START SOURCE MATERIAL

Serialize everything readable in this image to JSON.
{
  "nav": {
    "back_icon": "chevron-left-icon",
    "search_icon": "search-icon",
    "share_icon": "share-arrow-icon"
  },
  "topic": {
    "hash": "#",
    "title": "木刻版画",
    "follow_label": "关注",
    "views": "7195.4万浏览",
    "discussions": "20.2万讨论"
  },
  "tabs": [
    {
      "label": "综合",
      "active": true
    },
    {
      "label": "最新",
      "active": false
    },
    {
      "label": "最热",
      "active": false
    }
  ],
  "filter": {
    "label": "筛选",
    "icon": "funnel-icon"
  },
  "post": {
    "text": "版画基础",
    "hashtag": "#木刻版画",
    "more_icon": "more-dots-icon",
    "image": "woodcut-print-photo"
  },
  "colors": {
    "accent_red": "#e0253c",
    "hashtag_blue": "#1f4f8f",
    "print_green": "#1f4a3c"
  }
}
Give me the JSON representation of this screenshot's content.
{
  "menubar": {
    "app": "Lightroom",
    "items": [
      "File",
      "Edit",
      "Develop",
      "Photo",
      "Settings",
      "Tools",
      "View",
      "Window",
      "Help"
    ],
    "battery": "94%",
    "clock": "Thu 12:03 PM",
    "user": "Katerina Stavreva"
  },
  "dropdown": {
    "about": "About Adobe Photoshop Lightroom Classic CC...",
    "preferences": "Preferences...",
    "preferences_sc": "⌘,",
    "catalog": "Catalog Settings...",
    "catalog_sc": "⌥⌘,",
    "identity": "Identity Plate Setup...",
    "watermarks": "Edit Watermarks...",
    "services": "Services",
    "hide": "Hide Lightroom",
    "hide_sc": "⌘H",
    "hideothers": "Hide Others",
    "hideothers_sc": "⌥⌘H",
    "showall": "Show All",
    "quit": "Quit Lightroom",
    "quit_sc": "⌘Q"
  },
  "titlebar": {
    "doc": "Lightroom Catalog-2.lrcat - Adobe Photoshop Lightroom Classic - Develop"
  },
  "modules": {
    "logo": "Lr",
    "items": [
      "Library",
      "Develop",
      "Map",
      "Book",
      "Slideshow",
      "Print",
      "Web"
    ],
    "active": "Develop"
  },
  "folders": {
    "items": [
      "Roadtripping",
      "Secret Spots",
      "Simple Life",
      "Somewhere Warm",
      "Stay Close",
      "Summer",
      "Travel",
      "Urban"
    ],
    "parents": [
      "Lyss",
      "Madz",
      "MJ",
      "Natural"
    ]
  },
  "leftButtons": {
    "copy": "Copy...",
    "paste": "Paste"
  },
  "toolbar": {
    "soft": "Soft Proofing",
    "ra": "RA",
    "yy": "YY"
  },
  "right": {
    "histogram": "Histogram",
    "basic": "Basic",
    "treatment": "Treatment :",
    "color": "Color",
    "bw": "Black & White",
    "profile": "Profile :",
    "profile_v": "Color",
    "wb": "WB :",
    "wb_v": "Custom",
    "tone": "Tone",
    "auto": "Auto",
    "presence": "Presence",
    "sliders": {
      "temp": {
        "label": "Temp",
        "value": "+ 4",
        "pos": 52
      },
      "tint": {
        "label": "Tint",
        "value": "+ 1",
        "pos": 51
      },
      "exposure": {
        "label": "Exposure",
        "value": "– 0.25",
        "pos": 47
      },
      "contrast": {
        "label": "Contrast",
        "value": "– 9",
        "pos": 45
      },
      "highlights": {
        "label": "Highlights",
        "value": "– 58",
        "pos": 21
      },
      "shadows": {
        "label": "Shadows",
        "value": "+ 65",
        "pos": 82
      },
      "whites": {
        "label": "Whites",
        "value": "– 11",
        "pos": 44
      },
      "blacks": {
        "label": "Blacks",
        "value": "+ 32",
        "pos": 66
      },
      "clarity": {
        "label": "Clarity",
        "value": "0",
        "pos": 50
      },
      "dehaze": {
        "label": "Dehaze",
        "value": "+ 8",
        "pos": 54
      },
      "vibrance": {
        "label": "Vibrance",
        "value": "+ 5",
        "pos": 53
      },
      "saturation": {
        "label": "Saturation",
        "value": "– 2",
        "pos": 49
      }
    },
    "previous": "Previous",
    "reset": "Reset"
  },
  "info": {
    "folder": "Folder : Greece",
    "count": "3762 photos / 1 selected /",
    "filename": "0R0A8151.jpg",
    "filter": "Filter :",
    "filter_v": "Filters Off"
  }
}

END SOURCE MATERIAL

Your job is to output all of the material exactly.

Serialize everything readable in this image to JSON.
{
  "nav": {
    "back_icon": "chevron-left-icon",
    "search_icon": "search-icon",
    "share_icon": "share-arrow-icon"
  },
  "topic": {
    "hash": "#",
    "title": "木刻版画",
    "follow_label": "关注",
    "views": "7195.4万浏览",
    "discussions": "20.2万讨论"
  },
  "tabs": [
    {
      "label": "综合",
      "active": true
    },
    {
      "label": "最新",
      "active": false
    },
    {
      "label": "最热",
      "active": false
    }
  ],
  "filter": {
    "label": "筛选",
    "icon": "funnel-icon"
  },
  "post": {
    "text": "版画基础",
    "hashtag": "#木刻版画",
    "more_icon": "more-dots-icon",
    "image": "woodcut-print-photo"
  },
  "colors": {
    "accent_red": "#e0253c",
    "hashtag_blue": "#1f4f8f",
    "print_green": "#1f4a3c"
  }
}
Give me the JSON representation of this screenshot's content.
{
  "menubar": {
    "app": "Lightroom",
    "items": [
      "File",
      "Edit",
      "Develop",
      "Photo",
      "Settings",
      "Tools",
      "View",
      "Window",
      "Help"
    ],
    "battery": "94%",
    "clock": "Thu 12:03 PM",
    "user": "Katerina Stavreva"
  },
  "dropdown": {
    "about": "About Adobe Photoshop Lightroom Classic CC...",
    "preferences": "Preferences...",
    "preferences_sc": "⌘,",
    "catalog": "Catalog Settings...",
    "catalog_sc": "⌥⌘,",
    "identity": "Identity Plate Setup...",
    "watermarks": "Edit Watermarks...",
    "services": "Services",
    "hide": "Hide Lightroom",
    "hide_sc": "⌘H",
    "hideothers": "Hide Others",
    "hideothers_sc": "⌥⌘H",
    "showall": "Show All",
    "quit": "Quit Lightroom",
    "quit_sc": "⌘Q"
  },
  "titlebar": {
    "doc": "Lightroom Catalog-2.lrcat - Adobe Photoshop Lightroom Classic - Develop"
  },
  "modules": {
    "logo": "Lr",
    "items": [
      "Library",
      "Develop",
      "Map",
      "Book",
      "Slideshow",
      "Print",
      "Web"
    ],
    "active": "Develop"
  },
  "folders": {
    "items": [
      "Roadtripping",
      "Secret Spots",
      "Simple Life",
      "Somewhere Warm",
      "Stay Close",
      "Summer",
      "Travel",
      "Urban"
    ],
    "parents": [
      "Lyss",
      "Madz",
      "MJ",
      "Natural"
    ]
  },
  "leftButtons": {
    "copy": "Copy...",
    "paste": "Paste"
  },
  "toolbar": {
    "soft": "Soft Proofing",
    "ra": "RA",
    "yy": "YY"
  },
  "right": {
    "histogram": "Histogram",
    "basic": "Basic",
    "treatment": "Treatment :",
    "color": "Color",
    "bw": "Black & White",
    "profile": "Profile :",
    "profile_v": "Color",
    "wb": "WB :",
    "wb_v": "Custom",
    "tone": "Tone",
    "auto": "Auto",
    "presence": "Presence",
    "sliders": {
      "temp": {
        "label": "Temp",
        "value": "+ 4",
        "pos": 52
      },
      "tint": {
        "label": "Tint",
        "value": "+ 1",
        "pos": 51
      },
      "exposure": {
        "label": "Exposure",
        "value": "– 0.25",
        "pos": 47
      },
      "contrast": {
        "label": "Contrast",
        "value": "– 9",
        "pos": 45
      },
      "highlights": {
        "label": "Highlights",
        "value": "– 58",
        "pos": 21
      },
      "shadows": {
        "label": "Shadows",
        "value": "+ 65",
        "pos": 82
      },
      "whites": {
        "label": "Whites",
        "value": "– 11",
        "pos": 44
      },
      "blacks": {
        "label": "Blacks",
        "value": "+ 32",
        "pos": 66
      },
      "clarity": {
        "label": "Clarity",
        "value": "0",
        "pos": 50
      },
      "dehaze": {
        "label": "Dehaze",
        "value": "+ 8",
        "pos": 54
      },
      "vibrance": {
        "label": "Vibrance",
        "value": "+ 5",
        "pos": 53
      },
      "saturation": {
        "label": "Saturation",
        "value": "– 2",
        "pos": 49
      }
    },
    "previous": "Previous",
    "reset": "Reset"
  },
  "info": {
    "folder": "Folder : Greece",
    "count": "3762 photos / 1 selected /",
    "filename": "0R0A8151.jpg",
    "filter": "Filter :",
    "filter_v": "Filters Off"
  }
}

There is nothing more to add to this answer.